Date: Nov. 18
Topic: "Velo-Cardio-Facial syndrome - 22q11.2 deletion. Charting a course for success!"
Velo-Cardio-Facial syndrome or VCFS is due to a tiny missing piece of genetic material from the 22nd chromosome and occurs in 1 in 2000 individuals. Children with VCFS are often born with heart defects and/or cleft palate and may have health problems including feeding and swallowing problems, the ability to fight infection, speech delay, and learning disabilities. This seminar will discuss the diagnosis and treatment of VCFS and will highlight ways in which early intervention and therapy can improve medical and developmental outcome in individuals with VCFS.
Speakers: Dr. Lorraine Potocki, Associate Professor, Department of Molecular and Human Genetics, Baylor College of Medicine; Dr. Paige Powell, Learning Support Center, Texas Children's Hospital; Mrs. Megan Wawarofsky, Parent Advocate
Date: Oct. 14
Topic: “Breast cancer and your family history: how knowledge can keep you healthy”
Over 182,000 women and men will be diagnosed with breast cancer in 2008 and about 5-10% of these cases will be due to changes in a breast cancer gene. Knowing your family history can be the best tool in planning for health screening. This seminar will discuss the effect of family history on breast cancer risk, the current genetic tests as well as updates on breast cancer prevention using estrogen moderator medicines. In addition, this is an opportunity to learn more about the advantages and disadvantages of direct-to-consumer genetic testing.
Speakers: Dr. Sharon Plon, Director, Adult Cancer Genetics Clinic, Baylor College of Medicine; Dr. Powel Brown, Director, Cancer Prevention Clinic, Breast Health Center, Baylor College of Medicine
Date: June 10
Topic: "Current Prospects for Stem Cell Therapies"
Speakers: Dr. Jonathan Berg, Assistant Professor, Department of Molecular and Human Genetics, Baylor College of Medicine; Dr. Margaret Goodell, Professor, Department of Pediatrics - Hematology-Oncology
Date: May 6
Topic: "What's new in PKU?"

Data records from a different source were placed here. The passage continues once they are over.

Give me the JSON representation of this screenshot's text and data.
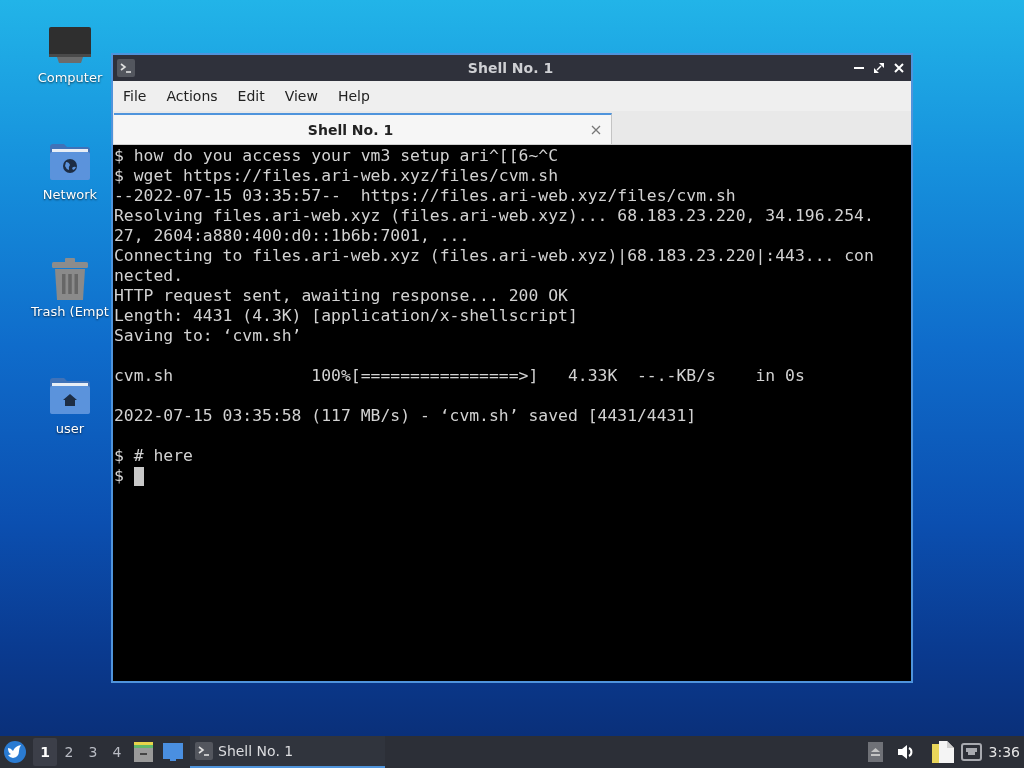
{
  "desktop_icons": [
    {
      "kind": "computer",
      "label": "Computer"
    },
    {
      "kind": "network",
      "label": "Network"
    },
    {
      "kind": "trash",
      "label": "Trash (Empt"
    },
    {
      "kind": "home",
      "label": "user"
    }
  ],
  "window": {
    "title": "Shell No. 1",
    "menu": [
      "File",
      "Actions",
      "Edit",
      "View",
      "Help"
    ],
    "tabs": [
      {
        "label": "Shell No. 1",
        "selected": true
      }
    ],
    "terminal": {
      "blocks": [
        {
          "lines": [
            "$ how do you access your vm3 setup ari^[[6~^C",
            "$ wget https://files.ari-web.xyz/files/cvm.sh",
            "--2022-07-15 03:35:57--  https://files.ari-web.xyz/files/cvm.sh",
            "Resolving files.ari-web.xyz (files.ari-web.xyz)... 68.183.23.220, 34.196.254.",
            "27, 2604:a880:400:d0::1b6b:7001, ...",
            "Connecting to files.ari-web.xyz (files.ari-web.xyz)|68.183.23.220|:443... con",
            "nected.",
            "HTTP request sent, awaiting response... 200 OK",
            "Length: 4431 (4.3K) [application/x-shellscript]",
            "Saving to: ‘cvm.sh’"
          ]
        },
        {
          "lines": [
            "cvm.sh              100%[================>]   4.33K  --.-KB/s    in 0s"
          ]
        },
        {
          "lines": [
            "2022-07-15 03:35:58 (117 MB/s) - ‘cvm.sh’ saved [4431/4431]"
          ]
        },
        {
          "lines": [
            "$ # here",
            "$"
          ]
        }
      ],
      "cursor": true
    }
  },
  "taskbar": {
    "workspaces": [
      {
        "label": "1",
        "selected": true
      },
      {
        "label": "2",
        "selected": false
      },
      {
        "label": "3",
        "selected": false
      },
      {
        "label": "4",
        "selected": false
      }
    ],
    "tasks": [
      {
        "label": "Shell No. 1",
        "active": true
      }
    ],
    "clock": "3:36"
  }
}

Phenylketonuria, also known as PKU, is a genetic condition where affected individuals are not able to break down phenylalanine, an amino acid found in virtually all proteins in our diet. Elevated levels of phenylalanine are toxic to brain development and function, and if untreated causes mental retardation. Based upon newborn screening, babies diagnosed with PKU are placed on a low phenylalanine diet to reduce the phenylalanine level in the body, and with appropriate treatment children and adults can develop and live normally on this life-long diet plan. However, maintaining the protein restricted diet during adolescence and adulthood remains a challenge, but new studies show that an oral medication that stimulates the breakdown of phenylalanine can be effective in treating PKU in a percentage of affected individuals, and this treatment and other more novel therapies will be discussed at this seminar.
Speakers: Dr. William Craigen, Associate Professor, Departments of Molecular and Human Genetics, Baylor College of Medicine; Jocelyn Owens, R.D., L.D.; Judy Owens, parent

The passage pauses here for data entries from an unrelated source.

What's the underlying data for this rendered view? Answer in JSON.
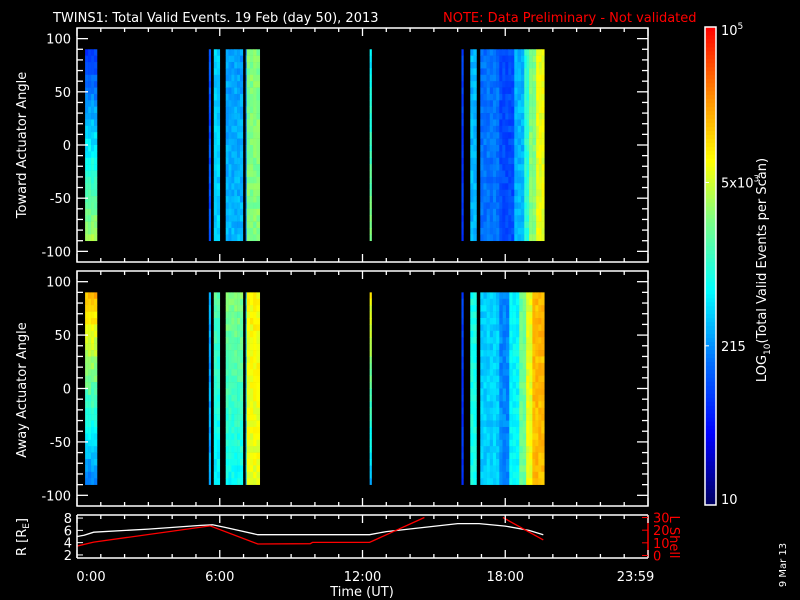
{
  "title": "TWINS1: Total Valid Events. 19 Feb (day  50), 2013",
  "note": "NOTE: Data Preliminary - Not validated",
  "date_stamp": "9 Mar 13",
  "colors": {
    "background": "#000000",
    "axes": "#ffffff",
    "note": "#ff0000",
    "l_shell": "#ff0000",
    "r_trace": "#ffffff"
  },
  "chart_data": {
    "type": "heatmap",
    "x": {
      "label": "Time (UT)",
      "range_hours": [
        0,
        24
      ],
      "ticks": [
        {
          "hour": 0,
          "label": "0:00"
        },
        {
          "hour": 6,
          "label": "6:00"
        },
        {
          "hour": 12,
          "label": "12:00"
        },
        {
          "hour": 18,
          "label": "18:00"
        },
        {
          "hour": 23.98,
          "label": "23:59"
        }
      ]
    },
    "panels": [
      {
        "ylabel": "Toward Actuator Angle",
        "ylim": [
          -110,
          110
        ],
        "yticks": [
          {
            "v": 100,
            "label": "100"
          },
          {
            "v": 50,
            "label": "50"
          },
          {
            "v": 0,
            "label": "0"
          },
          {
            "v": -50,
            "label": "-50"
          },
          {
            "v": -100,
            "label": "-100"
          }
        ],
        "angle_range": [
          -90,
          90
        ],
        "columns": [
          {
            "t": [
              0.34,
              0.84
            ],
            "top": 1.9,
            "bottom": 3.6
          },
          {
            "t": [
              5.54,
              5.62
            ],
            "top": 2.0,
            "bottom": 2.0
          },
          {
            "t": [
              5.75,
              6.0
            ],
            "top": 2.6,
            "bottom": 2.6
          },
          {
            "t": [
              6.25,
              6.97
            ],
            "top": 2.4,
            "bottom": 2.5
          },
          {
            "t": [
              7.09,
              7.13
            ],
            "top": 2.2,
            "bottom": 2.2
          },
          {
            "t": [
              7.13,
              7.68
            ],
            "top": 3.4,
            "bottom": 3.4
          },
          {
            "t": [
              12.3,
              12.38
            ],
            "top": 2.7,
            "bottom": 3.5
          },
          {
            "t": [
              16.16,
              16.24
            ],
            "top": 1.9,
            "bottom": 1.9
          },
          {
            "t": [
              16.53,
              16.79
            ],
            "top": 2.5,
            "bottom": 2.5
          },
          {
            "t": [
              16.95,
              17.75
            ],
            "top": 2.2,
            "bottom": 2.2
          },
          {
            "t": [
              17.75,
              18.38
            ],
            "top": 2.0,
            "bottom": 2.0
          },
          {
            "t": [
              18.38,
              18.8
            ],
            "top": 2.5,
            "bottom": 2.5
          },
          {
            "t": [
              18.8,
              19.0
            ],
            "top": 3.0,
            "bottom": 3.0
          },
          {
            "t": [
              19.0,
              19.3
            ],
            "top": 3.4,
            "bottom": 3.4
          },
          {
            "t": [
              19.3,
              19.64
            ],
            "top": 3.8,
            "bottom": 3.8
          }
        ]
      },
      {
        "ylabel": "Away Actuator Angle",
        "ylim": [
          -110,
          110
        ],
        "yticks": [
          {
            "v": 100,
            "label": "100"
          },
          {
            "v": 50,
            "label": "50"
          },
          {
            "v": 0,
            "label": "0"
          },
          {
            "v": -50,
            "label": "-50"
          },
          {
            "v": -100,
            "label": "-100"
          }
        ],
        "angle_range": [
          -90,
          90
        ],
        "columns": [
          {
            "t": [
              0.34,
              0.84
            ],
            "top": 4.2,
            "bottom": 2.2
          },
          {
            "t": [
              5.54,
              5.62
            ],
            "top": 2.4,
            "bottom": 2.4
          },
          {
            "t": [
              5.75,
              6.0
            ],
            "top": 3.2,
            "bottom": 2.7
          },
          {
            "t": [
              6.25,
              6.97
            ],
            "top": 3.4,
            "bottom": 2.8
          },
          {
            "t": [
              7.09,
              7.13
            ],
            "top": 2.5,
            "bottom": 2.5
          },
          {
            "t": [
              7.13,
              7.68
            ],
            "top": 3.9,
            "bottom": 3.8
          },
          {
            "t": [
              12.3,
              12.38
            ],
            "top": 3.9,
            "bottom": 2.5
          },
          {
            "t": [
              16.16,
              16.24
            ],
            "top": 1.9,
            "bottom": 1.9
          },
          {
            "t": [
              16.53,
              16.79
            ],
            "top": 2.9,
            "bottom": 2.9
          },
          {
            "t": [
              16.95,
              17.75
            ],
            "top": 2.6,
            "bottom": 2.6
          },
          {
            "t": [
              17.75,
              18.17
            ],
            "top": 2.3,
            "bottom": 2.3
          },
          {
            "t": [
              18.17,
              18.59
            ],
            "top": 2.8,
            "bottom": 2.8
          },
          {
            "t": [
              18.59,
              18.88
            ],
            "top": 3.3,
            "bottom": 3.3
          },
          {
            "t": [
              18.88,
              19.14
            ],
            "top": 3.8,
            "bottom": 3.8
          },
          {
            "t": [
              19.14,
              19.64
            ],
            "top": 4.2,
            "bottom": 4.2
          }
        ]
      }
    ],
    "colorbar": {
      "label_main": "LOG",
      "label_sub": "10",
      "label_rest": "(Total Valid Events per Scan)",
      "range_log10": [
        1,
        5
      ],
      "ticks": [
        {
          "log10": 5,
          "text": "10",
          "sup": "5"
        },
        {
          "log10": 3.699,
          "text": "5x10",
          "sup": "3"
        },
        {
          "log10": 2.332,
          "text": "215",
          "sup": ""
        },
        {
          "log10": 1,
          "text": "10",
          "sup": ""
        }
      ]
    },
    "line_panel": {
      "left_label_main": "R [R",
      "left_label_sub": "E",
      "left_label_end": "]",
      "right_label": "L Shell",
      "r_ylim": [
        1.5,
        8.5
      ],
      "l_ylim": [
        -2,
        32
      ],
      "r_ticks": [
        {
          "v": 8,
          "label": "8"
        },
        {
          "v": 6,
          "label": "6"
        },
        {
          "v": 4,
          "label": "4"
        },
        {
          "v": 2,
          "label": "2"
        }
      ],
      "l_ticks": [
        {
          "v": 30,
          "label": "30"
        },
        {
          "v": 20,
          "label": "20"
        },
        {
          "v": 10,
          "label": "10"
        },
        {
          "v": 0,
          "label": "0"
        }
      ],
      "r_series": [
        [
          0,
          5.0
        ],
        [
          0.3,
          5.2
        ],
        [
          0.7,
          5.7
        ],
        [
          3,
          6.2
        ],
        [
          5.2,
          6.8
        ],
        [
          5.7,
          6.9
        ],
        [
          6.2,
          6.5
        ],
        [
          7.6,
          5.3
        ],
        [
          12.3,
          5.3
        ],
        [
          13,
          5.8
        ],
        [
          16,
          7.1
        ],
        [
          16.9,
          7.1
        ],
        [
          18,
          6.7
        ],
        [
          19,
          6.0
        ],
        [
          19.6,
          5.3
        ]
      ],
      "l_series": [
        [
          [
            0,
            7.4
          ],
          [
            0.7,
            10.6
          ],
          [
            5.6,
            23.4
          ],
          [
            7.6,
            9.1
          ],
          [
            9.8,
            9.3
          ],
          [
            9.9,
            10.3
          ],
          [
            12.3,
            10.3
          ],
          [
            14.6,
            30
          ]
        ],
        [
          [
            17.9,
            30
          ],
          [
            19.6,
            12.3
          ]
        ]
      ]
    }
  }
}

Date: April 10
Topic: "Recent Advances in Prader-Willi Syndrome"
Speakers: Dr. Arthur L. Beaudet, Chair, Department of Molecular and Human Genetics, Baylor College of Medicine; Dr. Ann Scheimann, Adjunct Faculty, Pediatrics - Gastroenterology, Hepatology and Nutrition, Baylor College of Medicine

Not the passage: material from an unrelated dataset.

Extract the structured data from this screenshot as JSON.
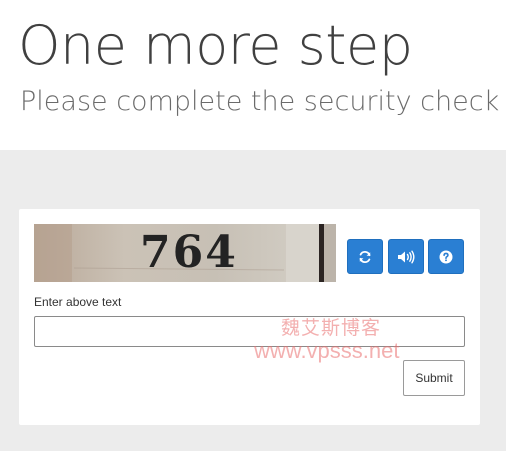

Date: March 25
Topic: "Neurofibromatosis Type I: Working to Solve the Puzzle"
Speaker: Dr. Maria Blazo, Assistant Professor, Department of Family & Community Medicine, Baylor College of Medicine
Date: Feb. 19
Topic: "A Story of Albinism"
Albinism is a group of genetic disorders causing people to have little pigment in their eyes, hair or skin. About 1 in 17,000 people has some form of albinism and many have vision problems. This seminar offers information on how albinism is inherited, current treatment for vision problems and one family’s perspective.
Speakers: Dr. Richard Lewis, Professor, Department of Ophthalmology, Baylor College of Medicine; Mrs. Holly Mayer, parent and former board member of the National Organization for Albinism and Hypopigmentation (NOAH)
Date: Jan. 22
Topic: "Starting a family? Health tips and screening options for you and your partner"
This seminar offers information that can help you to be as prepared as possible before becoming pregnant. We will discuss how avoiding alcohol, knowing your health history and your family health history can be helpful in preparing for your pregnancy. Current screening options will also be reviewed.
Speakers: Sandra Darilek MS, CGC, Department of Molecular and Human Genetics, Baylor College of Medicine; Melissa Strassberg, MS, CGC, Department of Molecular and Human Genetics, Baylor College of Medicine